=== Task to complete ===
Without pictures, repeat the lines of the entries from the one containing "Convert this screenshot" through the last, both ends included, and nothing else.

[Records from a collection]
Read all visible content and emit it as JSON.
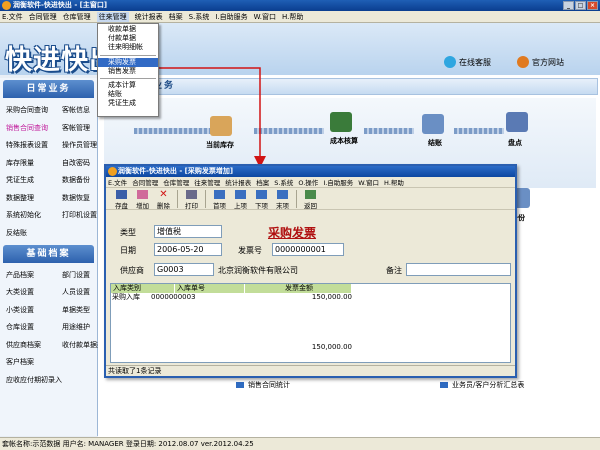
{
  "app": {
    "title": "润衡软件-快进快出 - [主窗口]",
    "logo": "快进快出"
  },
  "menu": [
    "E.文件",
    "合同管理",
    "仓库管理",
    "往来管理",
    "统计报表",
    "档案",
    "S.系统",
    "I.自助服务",
    "W.窗口",
    "H.帮助"
  ],
  "dropdown": {
    "group1": [
      "收款单据",
      "付款单据",
      "往来明细帐"
    ],
    "group2": [
      "采购发票",
      "销售发票"
    ],
    "group3": [
      "成本计算",
      "结账",
      "凭证生成"
    ],
    "selected": "采购发票"
  },
  "header_links": {
    "online": "在线客服",
    "site": "官方网站"
  },
  "sidebar": {
    "daily_title": "日常业务",
    "daily_items": [
      "采购合同查询",
      "客帐信息",
      "销售合同查询",
      "客帐管理",
      "特殊报表设置",
      "操作员管理",
      "库存限量",
      "自改密码",
      "凭证生成",
      "数据备份",
      "数据整理",
      "数据恢复",
      "系统初始化",
      "打印机设置",
      "反结账",
      ""
    ],
    "archive_title": "基础档案",
    "archive_items": [
      "产品档案",
      "部门设置",
      "大类设置",
      "人员设置",
      "小类设置",
      "单据类型",
      "仓库设置",
      "用途维护",
      "供应商档案",
      "收付款单据类",
      "客户档案",
      "",
      "应收应付期初录入",
      ""
    ]
  },
  "main": {
    "section_title": "常业务",
    "flow_labels": {
      "inventory": "当前库存",
      "cost": "成本核算",
      "settle": "结账",
      "stocktake": "盘点",
      "backup": "备份"
    },
    "bottom_links": [
      "销售合同统计",
      "业务员/客户分析汇总表"
    ]
  },
  "child": {
    "title": "润衡软件-快进快出 - [采购发票增加]",
    "menu": [
      "E.文件",
      "合同管理",
      "仓库管理",
      "往来管理",
      "统计报表",
      "档案",
      "S.系统",
      "O.操作",
      "I.自助服务",
      "W.窗口",
      "H.帮助"
    ],
    "toolbar": [
      "存盘",
      "增加",
      "删除",
      "打印",
      "首项",
      "上项",
      "下项",
      "末项",
      "返回"
    ],
    "heading": "采购发票",
    "fields": {
      "type_label": "类型",
      "type_value": "增值税",
      "date_label": "日期",
      "date_value": "2006-05-20",
      "invoice_label": "发票号",
      "invoice_value": "0000000001",
      "supplier_label": "供应商",
      "supplier_code": "G0003",
      "supplier_name": "北京润衡软件有限公司",
      "remark_label": "备注",
      "remark_value": ""
    },
    "grid": {
      "headers": [
        "入库类别",
        "入库单号",
        "发票金额"
      ],
      "rows": [
        [
          "采购入库",
          "0000000003",
          "150,000.00"
        ]
      ],
      "total": "150,000.00"
    },
    "status": "共读取了1条记录"
  },
  "status_bar": "套帐名称:示范数据   用户名: MANAGER   登录日期: 2012.08.07   ver.2012.04.25",
  "colors": {
    "title_blue": "#0d47a1",
    "accent_red": "#d11414",
    "pink": "#c0189a",
    "grid_head": "#c2dd99"
  }
}
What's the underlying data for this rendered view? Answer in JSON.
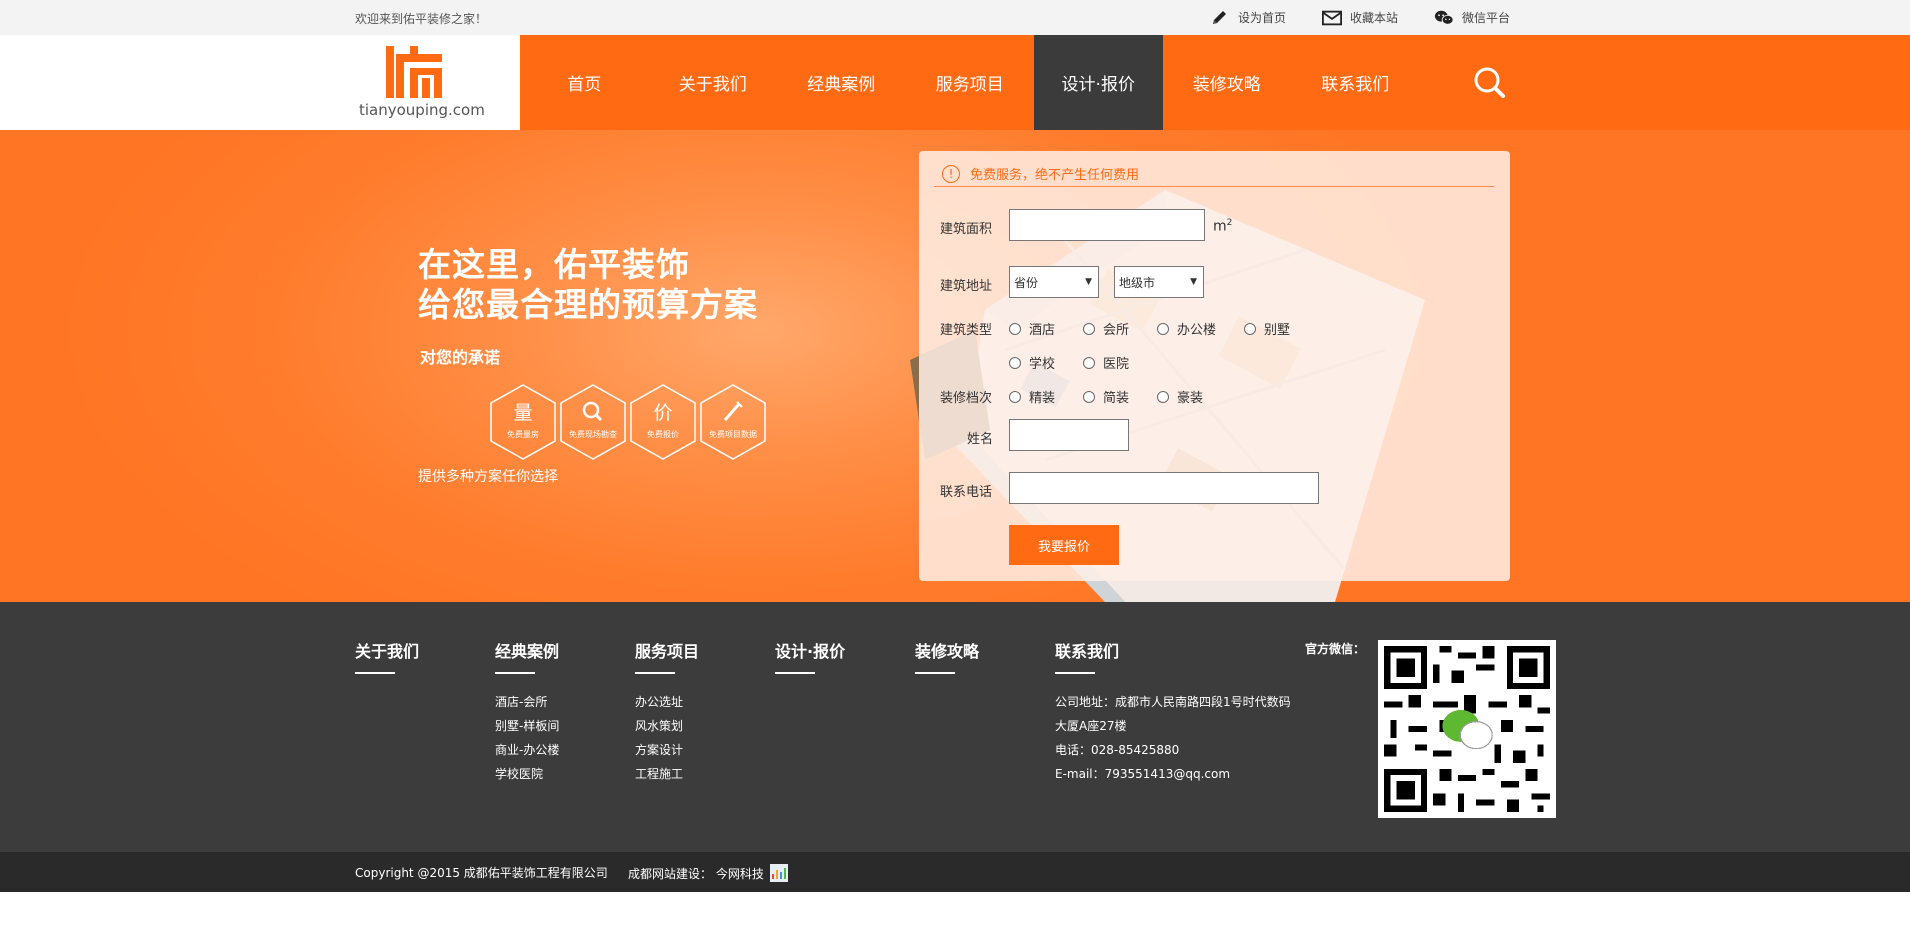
{
  "topbar": {
    "welcome": "欢迎来到佑平装修之家！",
    "links": [
      {
        "label": "设为首页",
        "icon": "pencil-icon"
      },
      {
        "label": "收藏本站",
        "icon": "mail-icon"
      },
      {
        "label": "微信平台",
        "icon": "wechat-icon"
      }
    ]
  },
  "header": {
    "logo_text": "tianyouping.com",
    "nav": [
      "首页",
      "关于我们",
      "经典案例",
      "服务项目",
      "设计·报价",
      "装修攻略",
      "联系我们"
    ],
    "active_index": 4
  },
  "hero": {
    "title_line1": "在这里，佑平装饰",
    "title_line2": "给您最合理的预算方案",
    "subtitle": "对您的承诺",
    "promises": [
      {
        "char": "量",
        "label": "免费量房"
      },
      {
        "char": "",
        "label": "免费现场勘查",
        "icon": "magnifier-icon"
      },
      {
        "char": "价",
        "label": "免费报价"
      },
      {
        "char": "",
        "label": "免费项目数据",
        "icon": "pen-icon"
      }
    ],
    "note": "提供多种方案任你选择"
  },
  "form": {
    "notice": "免费服务，绝不产生任何费用",
    "area_label": "建筑面积",
    "area_unit": "m",
    "area_unit_sup": "2",
    "address_label": "建筑地址",
    "province_value": "省份",
    "city_value": "地级市",
    "type_label": "建筑类型",
    "types": [
      "酒店",
      "会所",
      "办公楼",
      "别墅",
      "学校",
      "医院"
    ],
    "grade_label": "装修档次",
    "grades": [
      "精装",
      "简装",
      "豪装"
    ],
    "name_label": "姓名",
    "phone_label": "联系电话",
    "submit": "我要报价"
  },
  "footer": {
    "columns": [
      {
        "title": "关于我们",
        "links": []
      },
      {
        "title": "经典案例",
        "links": [
          "酒店-会所",
          "别墅-样板间",
          "商业-办公楼",
          "学校医院"
        ]
      },
      {
        "title": "服务项目",
        "links": [
          "办公选址",
          "风水策划",
          "方案设计",
          "工程施工"
        ]
      },
      {
        "title": "设计·报价",
        "links": []
      },
      {
        "title": "装修攻略",
        "links": []
      }
    ],
    "contact": {
      "title": "联系我们",
      "lines": [
        "公司地址：成都市人民南路四段1号时代数码",
        "大厦A座27楼",
        "电话：028-85425880",
        "E-mail：793551413@qq.com"
      ]
    },
    "wechat_label": "官方微信：",
    "copyright": "Copyright @2015 成都佑平装饰工程有限公司",
    "builder": "成都网站建设： 今网科技"
  },
  "colors": {
    "accent": "#ff6a13",
    "dark": "#3c3c3c",
    "darker": "#2a2a2a"
  }
}
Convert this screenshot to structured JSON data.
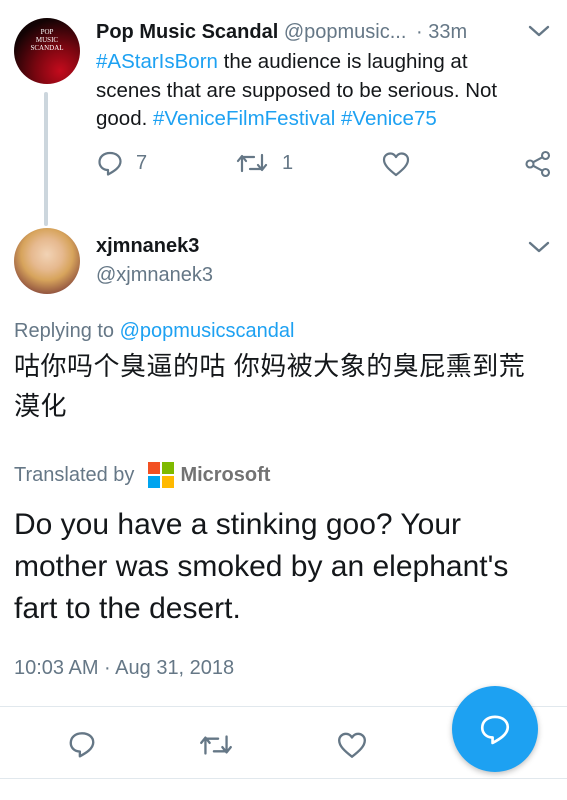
{
  "parent_tweet": {
    "display_name": "Pop Music Scandal",
    "handle": "@popmusic...",
    "dot": "·",
    "time": "33m",
    "avatar_text": [
      "POP",
      "MUSIC",
      "SCANDAL"
    ],
    "text_parts": {
      "tag1": "#AStarIsBorn",
      "body1": " the audience is laughing at scenes that are supposed to be serious. Not good. ",
      "tag2": "#VeniceFilmFestival",
      "space": " ",
      "tag3": "#Venice75"
    },
    "reply_count": "7",
    "retweet_count": "1"
  },
  "main_tweet": {
    "display_name": "xjmnanek3",
    "handle": "@xjmnanek3",
    "replying_prefix": "Replying to ",
    "replying_to": "@popmusicscandal",
    "text": "咕你吗个臭逼的咕 你妈被大象的臭屁熏到荒漠化",
    "translated_by": "Translated by",
    "translator": "Microsoft",
    "translation": "Do you have a stinking goo? Your mother was smoked by an elephant's fart to the desert.",
    "timestamp": "10:03 AM · Aug 31, 2018"
  },
  "colors": {
    "accent": "#1da1f2",
    "muted": "#657786",
    "ms_red": "#f25022",
    "ms_green": "#7fba00",
    "ms_blue": "#00a4ef",
    "ms_yellow": "#ffb900"
  },
  "icons": [
    "reply-icon",
    "retweet-icon",
    "like-icon",
    "share-icon",
    "chevron-down-icon",
    "compose-icon"
  ]
}
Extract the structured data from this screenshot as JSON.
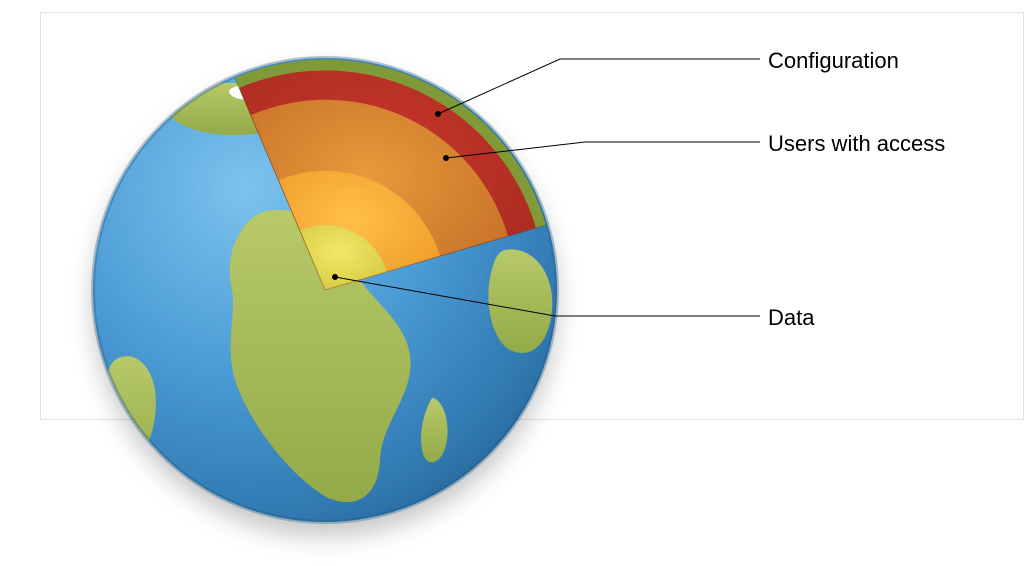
{
  "diagram": {
    "labels": {
      "outer": "Configuration",
      "middle": "Users with access",
      "inner": "Data"
    },
    "layers": [
      {
        "name": "Configuration",
        "role": "outer shell (crust)"
      },
      {
        "name": "Users with access",
        "role": "mantle"
      },
      {
        "name": "Data",
        "role": "core"
      }
    ],
    "colors": {
      "ocean_hi": "#5aaadf",
      "ocean": "#3f8fcf",
      "ocean_lo": "#2f77b0",
      "land": "#a9bb5a",
      "land_dk": "#8aa642",
      "crust_out": "#6a8a2f",
      "crust_in": "#b02f23",
      "mantle_out": "#d07a2a",
      "mantle_in": "#e68a1f",
      "outer_core": "#f2a020",
      "inner_core": "#d4c83a"
    }
  }
}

=== Solution to this exercise ===
Convert this screenshot to structured JSON data.
{
  "parent_tweet": {
    "display_name": "Pop Music Scandal",
    "handle": "@popmusic...",
    "dot": "·",
    "time": "33m",
    "avatar_text": [
      "POP",
      "MUSIC",
      "SCANDAL"
    ],
    "text_parts": {
      "tag1": "#AStarIsBorn",
      "body1": " the audience is laughing at scenes that are supposed to be serious. Not good. ",
      "tag2": "#VeniceFilmFestival",
      "space": " ",
      "tag3": "#Venice75"
    },
    "reply_count": "7",
    "retweet_count": "1"
  },
  "main_tweet": {
    "display_name": "xjmnanek3",
    "handle": "@xjmnanek3",
    "replying_prefix": "Replying to ",
    "replying_to": "@popmusicscandal",
    "text": "咕你吗个臭逼的咕 你妈被大象的臭屁熏到荒漠化",
    "translated_by": "Translated by",
    "translator": "Microsoft",
    "translation": "Do you have a stinking goo? Your mother was smoked by an elephant's fart to the desert.",
    "timestamp": "10:03 AM · Aug 31, 2018"
  },
  "colors": {
    "accent": "#1da1f2",
    "muted": "#657786",
    "ms_red": "#f25022",
    "ms_green": "#7fba00",
    "ms_blue": "#00a4ef",
    "ms_yellow": "#ffb900"
  },
  "icons": [
    "reply-icon",
    "retweet-icon",
    "like-icon",
    "share-icon",
    "chevron-down-icon",
    "compose-icon"
  ]
}
Extract the structured data from this screenshot as JSON.
{
  "diagram": {
    "labels": {
      "outer": "Configuration",
      "middle": "Users with access",
      "inner": "Data"
    },
    "layers": [
      {
        "name": "Configuration",
        "role": "outer shell (crust)"
      },
      {
        "name": "Users with access",
        "role": "mantle"
      },
      {
        "name": "Data",
        "role": "core"
      }
    ],
    "colors": {
      "ocean_hi": "#5aaadf",
      "ocean": "#3f8fcf",
      "ocean_lo": "#2f77b0",
      "land": "#a9bb5a",
      "land_dk": "#8aa642",
      "crust_out": "#6a8a2f",
      "crust_in": "#b02f23",
      "mantle_out": "#d07a2a",
      "mantle_in": "#e68a1f",
      "outer_core": "#f2a020",
      "inner_core": "#d4c83a"
    }
  }
}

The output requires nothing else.